Friday 30 July 2010

Bill sets elephant trap for the Yes to AV campaign

A letter in the Guardian, co-signed with Will Straw of Left Foot Forward.


The problem of a headline "Labour to oppose vote reform bill" (28 July) is that it risks implying that Labour is ditching its manifesto support for a referendum on the electoral system, and that this is all that the coalition's parliamentary voting system and constituencies bill is about.

Yet Labour's amendment reaffirms its support for an AV referendum, while opposing the flawed proposals to rush through new boundaries by ditching the current non-partisan system.

A bill combining these different issues makes no sense, except as a backroom deal between the two governing parties.

The deal makes sense for those who want the boundaries to go through and the referendum to fail, but it is an elephant trap for the Lib Dems who want to win the referendum.
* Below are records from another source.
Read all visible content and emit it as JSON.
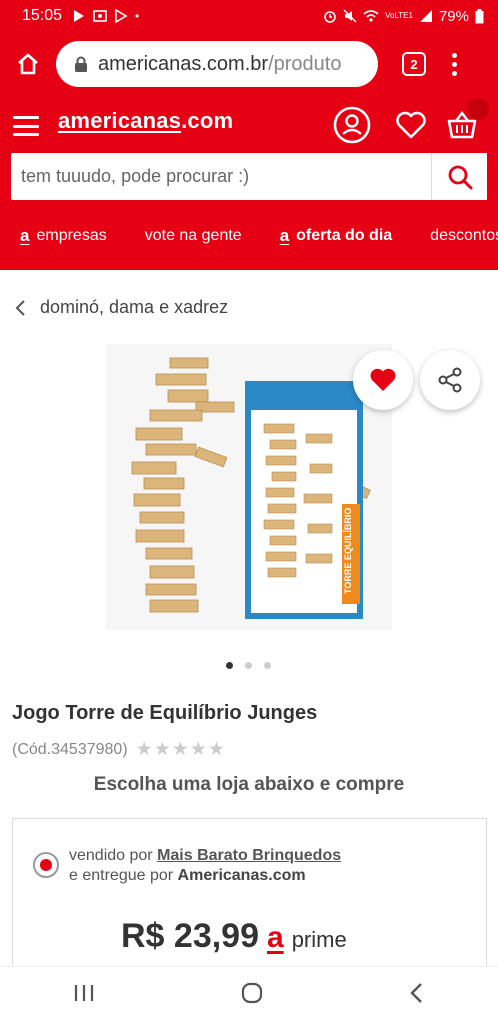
{
  "status": {
    "time": "15:05",
    "network": "VoLTE1",
    "battery": "79%"
  },
  "browser": {
    "url_host": "americanas.com.br",
    "url_path": "/produto",
    "tab_count": "2"
  },
  "site": {
    "logo_brand": "americanas",
    "logo_suffix": ".com",
    "search_placeholder": "tem tuuudo, pode procurar :)",
    "nav": [
      {
        "mark": "a",
        "label": "empresas"
      },
      {
        "mark": "",
        "label": "vote na gente"
      },
      {
        "mark": "a",
        "label": "oferta do dia"
      },
      {
        "mark": "",
        "label": "descontos"
      }
    ]
  },
  "breadcrumb": {
    "label": "dominó, dama e xadrez"
  },
  "product": {
    "box_text": "TORRE EQUILÍBRIO",
    "title": "Jogo Torre de Equilíbrio Junges",
    "code": "(Cód.34537980)",
    "rating_stars": 0,
    "rating_max": 5,
    "carousel_total": 3,
    "carousel_index": 0
  },
  "offer": {
    "choose_text": "Escolha uma loja abaixo e compre",
    "sold_by_label": "vendido por",
    "seller": "Mais Barato Brinquedos",
    "delivered_by_label": "e entregue por",
    "delivered_by": "Americanas.com",
    "price": "R$ 23,99",
    "prime_mark": "a",
    "prime_label": "prime"
  },
  "colors": {
    "brand_red": "#e60014"
  }
}
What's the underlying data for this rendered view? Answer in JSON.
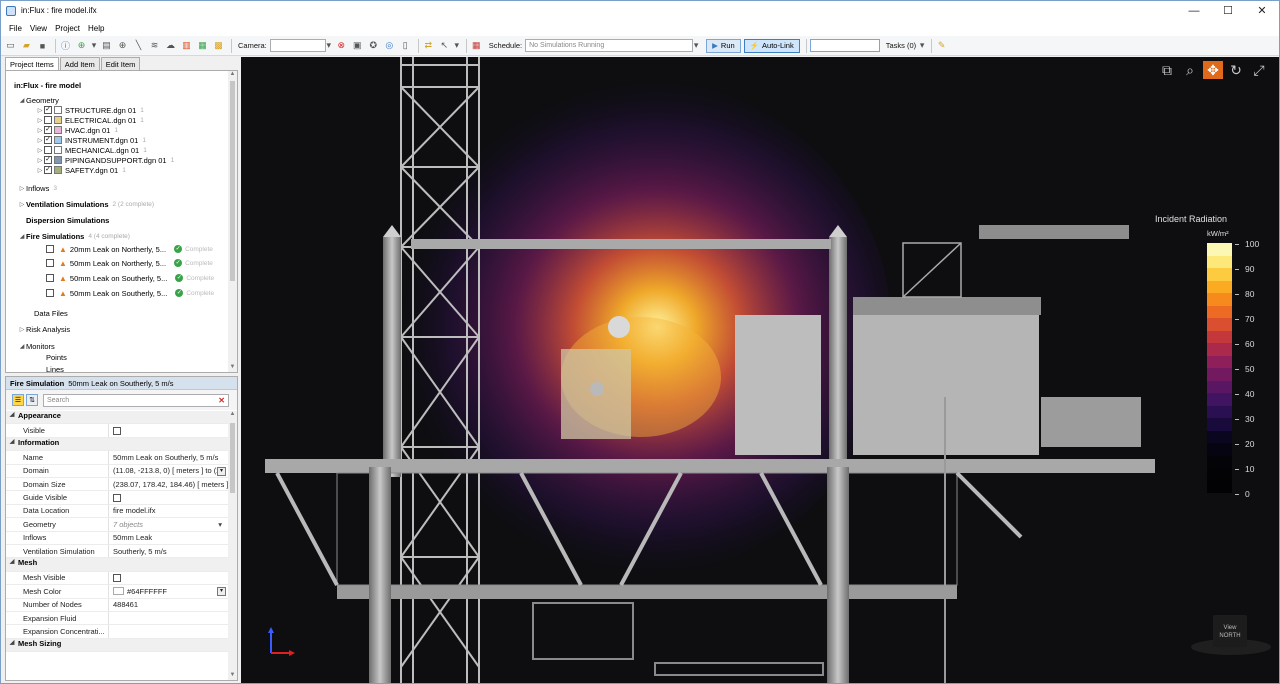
{
  "window": {
    "title": "in:Flux : fire model.ifx",
    "minimize": "—",
    "maximize": "☐",
    "close": "✕"
  },
  "menu": [
    "File",
    "View",
    "Project",
    "Help"
  ],
  "toolbar": {
    "camera_label": "Camera:",
    "schedule_label": "Schedule:",
    "schedule_value": "No Simulations Running",
    "run_label": "Run",
    "autolink_label": "Auto-Link",
    "tasks_label": "Tasks (0)"
  },
  "left_tabs": [
    "Project Items",
    "Add Item",
    "Edit Item"
  ],
  "tree": {
    "root": "in:Flux - fire model",
    "geometry_label": "Geometry",
    "geometry_items": [
      {
        "name": "STRUCTURE.dgn 01",
        "count": "1",
        "checked": true,
        "color": "#ffffff"
      },
      {
        "name": "ELECTRICAL.dgn 01",
        "count": "1",
        "checked": false,
        "color": "#e8d28a"
      },
      {
        "name": "HVAC.dgn 01",
        "count": "1",
        "checked": true,
        "color": "#e9b6d8"
      },
      {
        "name": "INSTRUMENT.dgn 01",
        "count": "1",
        "checked": true,
        "color": "#9ec9ee"
      },
      {
        "name": "MECHANICAL.dgn 01",
        "count": "1",
        "checked": false,
        "color": "#ffffff"
      },
      {
        "name": "PIPINGANDSUPPORT.dgn 01",
        "count": "1",
        "checked": true,
        "color": "#7f97b0"
      },
      {
        "name": "SAFETY.dgn 01",
        "count": "1",
        "checked": true,
        "color": "#a3b07c"
      }
    ],
    "inflows": {
      "label": "Inflows",
      "count": "3"
    },
    "ventilation": {
      "label": "Ventilation Simulations",
      "count": "2 (2 complete)"
    },
    "dispersion": {
      "label": "Dispersion Simulations"
    },
    "fire": {
      "label": "Fire Simulations",
      "count": "4 (4 complete)"
    },
    "fire_items": [
      {
        "name": "20mm Leak on Northerly, 5...",
        "status": "Complete"
      },
      {
        "name": "50mm Leak on Northerly, 5...",
        "status": "Complete"
      },
      {
        "name": "50mm Leak on Southerly, 5...",
        "status": "Complete"
      },
      {
        "name": "50mm Leak on Southerly, 5...",
        "status": "Complete"
      }
    ],
    "data_files": "Data Files",
    "risk_analysis": "Risk Analysis",
    "monitors": "Monitors",
    "points": "Points",
    "lines": "Lines"
  },
  "props": {
    "header_type": "Fire Simulation",
    "header_name": "50mm Leak on Southerly, 5 m/s",
    "search_placeholder": "Search",
    "rows": [
      {
        "type": "cat",
        "label": "Appearance"
      },
      {
        "type": "row",
        "k": "Visible",
        "kind": "check"
      },
      {
        "type": "cat",
        "label": "Information"
      },
      {
        "type": "row",
        "k": "Name",
        "v": "50mm Leak on Southerly, 5 m/s"
      },
      {
        "type": "row",
        "k": "Domain",
        "v": "(11.08, -213.8, 0) [ meters ] to (2",
        "kind": "dd"
      },
      {
        "type": "row",
        "k": "Domain Size",
        "v": "(238.07, 178.42, 184.46) [ meters ]"
      },
      {
        "type": "row",
        "k": "Guide Visible",
        "kind": "check"
      },
      {
        "type": "row",
        "k": "Data Location",
        "v": "fire model.ifx"
      },
      {
        "type": "row",
        "k": "Geometry",
        "v": "7 objects",
        "kind": "muted"
      },
      {
        "type": "row",
        "k": "Inflows",
        "v": "50mm Leak"
      },
      {
        "type": "row",
        "k": "Ventilation Simulation",
        "v": "Southerly, 5 m/s"
      },
      {
        "type": "cat",
        "label": "Mesh"
      },
      {
        "type": "row",
        "k": "Mesh Visible",
        "kind": "check"
      },
      {
        "type": "row",
        "k": "Mesh Color",
        "v": "#64FFFFFF",
        "kind": "color"
      },
      {
        "type": "row",
        "k": "Number of Nodes",
        "v": "488461"
      },
      {
        "type": "row",
        "k": "Expansion Fluid",
        "v": ""
      },
      {
        "type": "row",
        "k": "Expansion Concentrati...",
        "v": ""
      },
      {
        "type": "cat",
        "label": "Mesh Sizing"
      }
    ]
  },
  "legend": {
    "title": "Incident Radiation",
    "unit": "kW/m²",
    "ticks": [
      "100",
      "90",
      "80",
      "70",
      "60",
      "50",
      "40",
      "30",
      "20",
      "10",
      "0"
    ],
    "colors": [
      "#fdf7b4",
      "#fde97a",
      "#fccb3f",
      "#fbab22",
      "#f68a1d",
      "#ec6a22",
      "#da4f30",
      "#c4383c",
      "#ab2a4c",
      "#8f1f5a",
      "#721960",
      "#581663",
      "#401460",
      "#2a1052",
      "#180a3a",
      "#0a0620",
      "#060410",
      "#040308",
      "#030306",
      "#020204"
    ]
  },
  "viewcube": {
    "line1": "View",
    "line2": "NORTH"
  },
  "colors": {
    "accent": "#e06a1b",
    "titlebar": "#ffffff"
  }
}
The effect is to destabilise pro-electoral reform Labour forces, when there is no chance of winning a yes vote without mobilising Labour voters.

If Nick Clegg were to propose two separate bills, parliament could consider the merits of the separate issues. Labour would have to support a referendum bill, and the coalition could whip through its re-districting plans.

Sunder Katwala

General secretary, Fabian Society

Will Straw

Editor, Left Foot Forward


paul.thompson.ldn said...

So why exactly are the boundary changes bad? Take out the lack of consultation and the fact it takes away the inquiries into the changes. Why are the actual boundary changes themselves bad? Why is it so bad to have an equal number of constituents in every constituency?

Sunder Katwala said...


The British tradition is not to make boundaries an issue of political contention where possible. Many people would like to preserve that. Process matters., though the current processes are not perfect. Abolishing them on a partisan basis is very poor.

There is strong rhetorical support for strengthening the Commons' scrutiny role, including ahead of legislation. A Bill of this kind is a very obvious Bill for pre-legislative scrutiny. The details of the Bill have been under-scrutinised to date. Will Straw has published a good post on many different issues about it. You may agree with some and not others.

- I am against the reduction to 600 seats. It is silly, as it has no rationale beyond a cheap headline, and will lose recent progress to gender and race equality. I am not sure the Coalition has noticed that, since it is meant to be finding ways to accelerate that. Again, lack of scrutiny. There is nothing in equal boundaries that leads to reduce the House.

- Broadly equal constituencies are a good idea. They are part of the current system. Some changes in Wales are needed. Whether we need a cookie-cutter approach (eg ignore the Cornwall/Devon county boundary) I doubt. Few people have noticed the geographical changes protect more Scottish seats than the two first named. There is a lot of back of the envelope devil in the detail in my view, which is why cutting out normal scrutiny is poor.

- One big question is about equal number of eligible citizens or registered voters, and whether there will be serious efforts to maximise the register before drawing the boundaries, and how long that takes.

- The Conservatives are simply mistaken about the current sources of electoral bias in the system. The bill is motivated by partisan goals, but is something of a botch job in this respect. And it is chutzpah for a pro-FPTP party to talk about votes having an "equal value" if you equalise constituency size in an electoral system where they do not.